Would you return the data exactly as given, except for its pictures?

##### RECORDS FOR THIS EXERCISE #####

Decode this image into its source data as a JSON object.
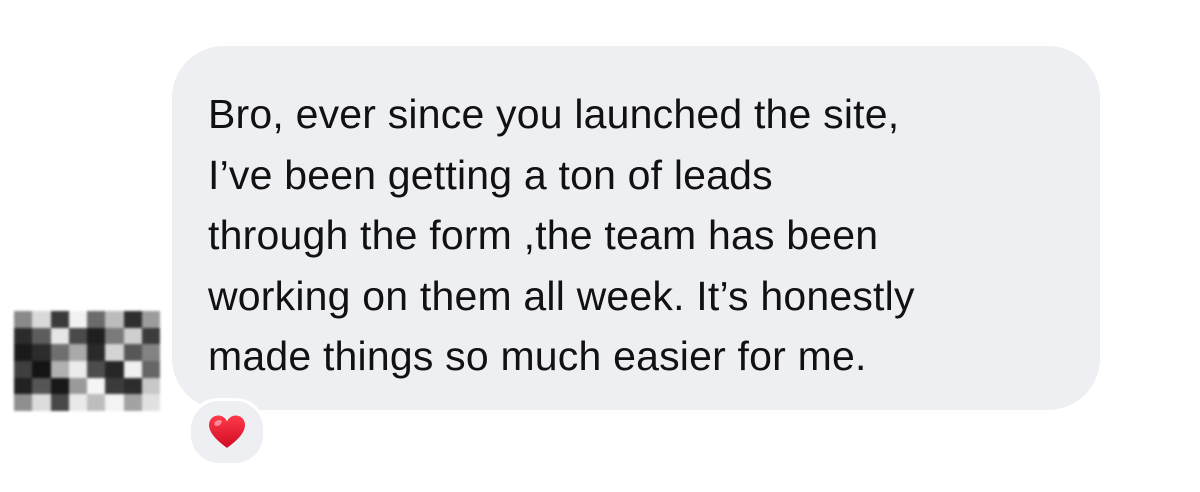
{
  "message": {
    "text": "Bro, ever since you launched the site,\nI’ve been getting a ton of leads\nthrough the form ,the team has been\nworking on them all week. It’s honestly\nmade things so much easier for me.",
    "bubble_color": "#eeeff3",
    "text_color": "#111111"
  },
  "reaction": {
    "icon": "red-heart-icon",
    "color": "#e8112d"
  },
  "avatar": {
    "blurred": true
  }
}
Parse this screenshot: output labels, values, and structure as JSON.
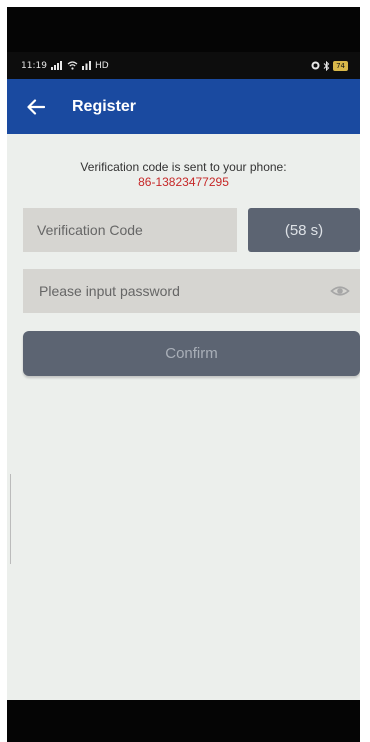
{
  "status_bar": {
    "time": "11:19",
    "signal_text": "HD",
    "battery": "74"
  },
  "header": {
    "title": "Register",
    "color": "#1a4aa0"
  },
  "verification": {
    "message": "Verification code is sent to your phone:",
    "phone": "86-13823477295",
    "phone_color": "#c62828"
  },
  "code_field": {
    "placeholder": "Verification Code",
    "value": ""
  },
  "countdown": {
    "label": "(58 s)"
  },
  "password_field": {
    "placeholder": "Please input password",
    "value": ""
  },
  "confirm": {
    "label": "Confirm"
  },
  "icons": {
    "back": "arrow-left-icon",
    "eye": "eye-icon"
  }
}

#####

■ RESULT OF THIS TASK ■
Decode this image into its source data as a JSON object.
{
  "message": {
    "text": "Bro, ever since you launched the site,\nI’ve been getting a ton of leads\nthrough the form ,the team has been\nworking on them all week. It’s honestly\nmade things so much easier for me.",
    "bubble_color": "#eeeff3",
    "text_color": "#111111"
  },
  "reaction": {
    "icon": "red-heart-icon",
    "color": "#e8112d"
  },
  "avatar": {
    "blurred": true
  }
}
Parse this screenshot: output labels, values, and structure as JSON.
{
  "status_bar": {
    "time": "11:19",
    "signal_text": "HD",
    "battery": "74"
  },
  "header": {
    "title": "Register",
    "color": "#1a4aa0"
  },
  "verification": {
    "message": "Verification code is sent to your phone:",
    "phone": "86-13823477295",
    "phone_color": "#c62828"
  },
  "code_field": {
    "placeholder": "Verification Code",
    "value": ""
  },
  "countdown": {
    "label": "(58 s)"
  },
  "password_field": {
    "placeholder": "Please input password",
    "value": ""
  },
  "confirm": {
    "label": "Confirm"
  },
  "icons": {
    "back": "arrow-left-icon",
    "eye": "eye-icon"
  }
}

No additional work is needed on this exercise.